The sniffer dog is still the best mobile detecting sensor possessing up to 200 million olfactory cells in its nose compared with a human's 5 million and one third of a dog's brain is set aside for scent detection alone.

Scientists at the Defence, Science and Technology Laboratory (Dstl) at Fort Halstead in Kent recognise that the sniffer dog is still far from being replaced by technology and is increasingly being used for detection purposes. For this reason, a three-year research programme was undertaken by Dstl and the Anthrozoology Institute, University of Bristol to investigate ways of improving how potential sniffer dogs are selected, reared and trained.

The vast majority of sniffer dogs are obtained via donations from the public. However, there are some problems in obtaining dogs by this method as many are from poor backgrounds (both genetically and socially), they usually come with an unknown history and frequently have behavioural problems.

A breeding programme is another option, but there are substantial infrastructure and expense implications involved in such a project. The Dstl research commenced with an extensive literature review and surveys of dog trainers, behavioural counsellors, service dog breeding establishments, search dog training centres and handlers.

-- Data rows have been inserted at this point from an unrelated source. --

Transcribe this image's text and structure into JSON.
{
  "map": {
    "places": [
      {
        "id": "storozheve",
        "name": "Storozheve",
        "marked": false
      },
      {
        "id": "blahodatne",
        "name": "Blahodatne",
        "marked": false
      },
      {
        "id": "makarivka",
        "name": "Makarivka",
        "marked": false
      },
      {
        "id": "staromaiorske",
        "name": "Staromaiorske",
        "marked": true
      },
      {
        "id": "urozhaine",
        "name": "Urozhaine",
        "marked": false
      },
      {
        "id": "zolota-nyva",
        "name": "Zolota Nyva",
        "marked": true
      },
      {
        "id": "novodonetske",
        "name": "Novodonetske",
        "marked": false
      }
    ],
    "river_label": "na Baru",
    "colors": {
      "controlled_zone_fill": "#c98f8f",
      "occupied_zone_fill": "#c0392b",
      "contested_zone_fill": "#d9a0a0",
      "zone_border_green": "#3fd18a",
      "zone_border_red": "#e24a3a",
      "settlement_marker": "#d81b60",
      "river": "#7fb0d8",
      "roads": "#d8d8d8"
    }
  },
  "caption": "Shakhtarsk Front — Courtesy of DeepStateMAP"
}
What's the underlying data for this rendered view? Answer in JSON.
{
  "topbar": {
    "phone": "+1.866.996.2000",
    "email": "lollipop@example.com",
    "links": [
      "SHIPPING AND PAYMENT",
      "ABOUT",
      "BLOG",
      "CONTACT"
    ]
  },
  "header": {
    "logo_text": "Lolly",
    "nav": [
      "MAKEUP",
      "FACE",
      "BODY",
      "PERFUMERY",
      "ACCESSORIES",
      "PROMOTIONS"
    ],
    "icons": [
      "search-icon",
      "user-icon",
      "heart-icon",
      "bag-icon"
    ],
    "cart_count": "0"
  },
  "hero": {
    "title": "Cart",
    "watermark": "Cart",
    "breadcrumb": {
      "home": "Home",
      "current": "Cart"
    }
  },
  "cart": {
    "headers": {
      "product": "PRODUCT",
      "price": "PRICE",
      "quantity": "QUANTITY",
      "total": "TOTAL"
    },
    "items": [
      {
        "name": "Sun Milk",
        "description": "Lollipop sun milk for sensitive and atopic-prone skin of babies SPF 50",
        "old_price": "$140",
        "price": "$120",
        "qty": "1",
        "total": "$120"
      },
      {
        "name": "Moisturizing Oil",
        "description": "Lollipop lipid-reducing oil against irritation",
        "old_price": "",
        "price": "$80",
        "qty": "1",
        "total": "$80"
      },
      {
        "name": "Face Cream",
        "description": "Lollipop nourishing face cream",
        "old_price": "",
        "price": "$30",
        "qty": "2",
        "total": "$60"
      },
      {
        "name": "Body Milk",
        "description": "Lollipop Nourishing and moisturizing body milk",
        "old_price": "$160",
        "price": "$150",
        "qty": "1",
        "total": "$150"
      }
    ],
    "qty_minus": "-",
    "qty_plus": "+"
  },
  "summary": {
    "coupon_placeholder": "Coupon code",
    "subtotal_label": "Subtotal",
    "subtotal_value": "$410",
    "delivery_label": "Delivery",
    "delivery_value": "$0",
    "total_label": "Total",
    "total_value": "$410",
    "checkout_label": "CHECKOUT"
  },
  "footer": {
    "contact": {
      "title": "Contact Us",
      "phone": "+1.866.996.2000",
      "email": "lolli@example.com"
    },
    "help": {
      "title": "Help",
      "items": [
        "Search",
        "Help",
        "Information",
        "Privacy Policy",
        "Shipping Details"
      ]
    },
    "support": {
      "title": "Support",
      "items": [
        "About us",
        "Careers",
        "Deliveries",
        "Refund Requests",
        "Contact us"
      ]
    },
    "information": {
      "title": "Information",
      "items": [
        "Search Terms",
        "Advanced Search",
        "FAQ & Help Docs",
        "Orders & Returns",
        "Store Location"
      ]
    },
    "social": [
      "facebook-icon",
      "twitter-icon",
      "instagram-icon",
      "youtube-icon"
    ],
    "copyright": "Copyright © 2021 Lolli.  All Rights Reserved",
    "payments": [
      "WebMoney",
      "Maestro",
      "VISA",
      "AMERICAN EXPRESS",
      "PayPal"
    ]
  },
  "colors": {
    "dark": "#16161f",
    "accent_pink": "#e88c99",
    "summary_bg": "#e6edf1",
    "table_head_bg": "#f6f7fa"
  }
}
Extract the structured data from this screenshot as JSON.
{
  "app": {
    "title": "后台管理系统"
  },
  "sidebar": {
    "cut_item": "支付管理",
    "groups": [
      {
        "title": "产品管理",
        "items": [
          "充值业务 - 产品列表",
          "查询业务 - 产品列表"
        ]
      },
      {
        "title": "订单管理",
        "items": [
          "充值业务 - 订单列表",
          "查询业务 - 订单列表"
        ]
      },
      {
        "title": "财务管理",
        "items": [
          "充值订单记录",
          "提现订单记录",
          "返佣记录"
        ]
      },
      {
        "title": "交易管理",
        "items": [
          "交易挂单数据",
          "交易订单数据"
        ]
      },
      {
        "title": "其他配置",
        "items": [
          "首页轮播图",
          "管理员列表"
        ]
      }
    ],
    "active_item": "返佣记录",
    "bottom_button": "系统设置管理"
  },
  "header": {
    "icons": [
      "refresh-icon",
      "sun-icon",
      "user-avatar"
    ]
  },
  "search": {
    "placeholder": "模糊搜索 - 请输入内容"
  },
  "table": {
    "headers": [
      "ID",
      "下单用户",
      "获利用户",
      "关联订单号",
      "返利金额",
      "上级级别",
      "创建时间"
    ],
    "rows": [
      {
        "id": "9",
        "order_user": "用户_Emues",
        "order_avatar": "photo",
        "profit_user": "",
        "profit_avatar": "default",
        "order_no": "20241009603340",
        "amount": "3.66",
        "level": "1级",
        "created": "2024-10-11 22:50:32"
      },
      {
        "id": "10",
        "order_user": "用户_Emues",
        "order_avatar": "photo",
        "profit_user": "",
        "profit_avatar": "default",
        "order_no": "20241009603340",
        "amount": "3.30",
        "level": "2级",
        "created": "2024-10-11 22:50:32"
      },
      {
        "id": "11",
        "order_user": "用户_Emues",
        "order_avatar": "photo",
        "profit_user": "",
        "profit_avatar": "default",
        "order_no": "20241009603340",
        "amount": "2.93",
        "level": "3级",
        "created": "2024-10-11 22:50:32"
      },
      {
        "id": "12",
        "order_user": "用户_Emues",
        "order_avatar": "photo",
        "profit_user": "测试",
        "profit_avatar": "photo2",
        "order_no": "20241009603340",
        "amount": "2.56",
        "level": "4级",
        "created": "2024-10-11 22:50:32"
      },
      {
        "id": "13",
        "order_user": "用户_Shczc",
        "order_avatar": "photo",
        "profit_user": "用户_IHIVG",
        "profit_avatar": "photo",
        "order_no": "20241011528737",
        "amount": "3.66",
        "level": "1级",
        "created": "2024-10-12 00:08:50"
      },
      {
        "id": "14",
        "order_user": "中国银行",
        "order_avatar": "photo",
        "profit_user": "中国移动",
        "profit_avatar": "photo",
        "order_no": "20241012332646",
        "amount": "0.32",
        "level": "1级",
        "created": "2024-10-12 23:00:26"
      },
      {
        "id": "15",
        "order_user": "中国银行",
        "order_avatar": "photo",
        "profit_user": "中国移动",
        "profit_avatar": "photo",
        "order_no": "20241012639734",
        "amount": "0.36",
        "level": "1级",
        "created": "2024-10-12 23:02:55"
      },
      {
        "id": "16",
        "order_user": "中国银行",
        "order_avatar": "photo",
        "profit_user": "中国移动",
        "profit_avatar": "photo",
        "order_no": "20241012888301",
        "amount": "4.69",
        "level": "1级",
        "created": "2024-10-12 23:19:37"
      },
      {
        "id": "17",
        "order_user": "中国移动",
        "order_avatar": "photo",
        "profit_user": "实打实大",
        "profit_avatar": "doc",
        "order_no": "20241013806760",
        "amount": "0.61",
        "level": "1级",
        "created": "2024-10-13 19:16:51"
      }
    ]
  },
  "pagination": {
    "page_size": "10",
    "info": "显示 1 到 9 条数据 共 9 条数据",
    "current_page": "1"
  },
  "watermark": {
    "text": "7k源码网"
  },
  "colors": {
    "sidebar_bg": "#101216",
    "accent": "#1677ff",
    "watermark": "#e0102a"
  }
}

The study then went on to look first hand at the early stages of a potential sniffer dog's life. Explaining the reasons for the research, Samantha Gaines, Project Leader at Dstl said: "There was, and still is, a problem with the supply of suitable dogs for explosives search.

This study came about in order to help redress the balance. We were aiming to find a set of parameters that would make the ideal rearing conditions for the sniffer dog".

Dstl randomly selected thirty-two male Labrador Retrievers and procured them for the project. Dogs from both gun dog and show dog lines were selected but at no point were puppies chosen for specific characteristics. The dogs were then sent around the UK to be reared in puppy walking homes. Part of the purpose of the study was to investigate the effect of puppy-walking on the ultimate success of the dog in training.

All puppy walkers were given a strict protocol to follow, which ensured that the puppies were exposed to the same set of environments and situations as each other. The result was that all 32 puppies were well socialised, showed little fear of novel environments and very few behavioural problems.

At eleven months of age, 31 dogs entered the Defence Animal Centre at Melton Mowbray and following ten weeks of training, a documented procedure (the first of its kind) gave a standardised method of assessing the search ability of individual dogs.


Findings of the sniffer dog programme: The study showed that prescribed puppy walking and a socialisation routine is an effective way of enhancing search dog procurement and training success. Dogs rated most suitable after training were from gun dog, rather than show dog lines. Dogs that showed excessive attention seeking behaviours toward humans were shown subsequently to have poor search ability. · It was noted that dogs which found novel experiences stressful, indicated by increased levels of excreted cortisol, were less suitable for search work. Given the success of the puppy walking study more research is now in the pipeline.

As Sam elaborates, "Dstl and the Anthrozoology Institute at Bristol University are hoping to study dog handlers and how their selection and training can be enhanced. Follow-on research will also look at ways of improving the transition from home environments into working environments. This information will be made publicly available to benefit all dogs which need to be kennelled for reasons of quarantine, boarding or in re-homing centres."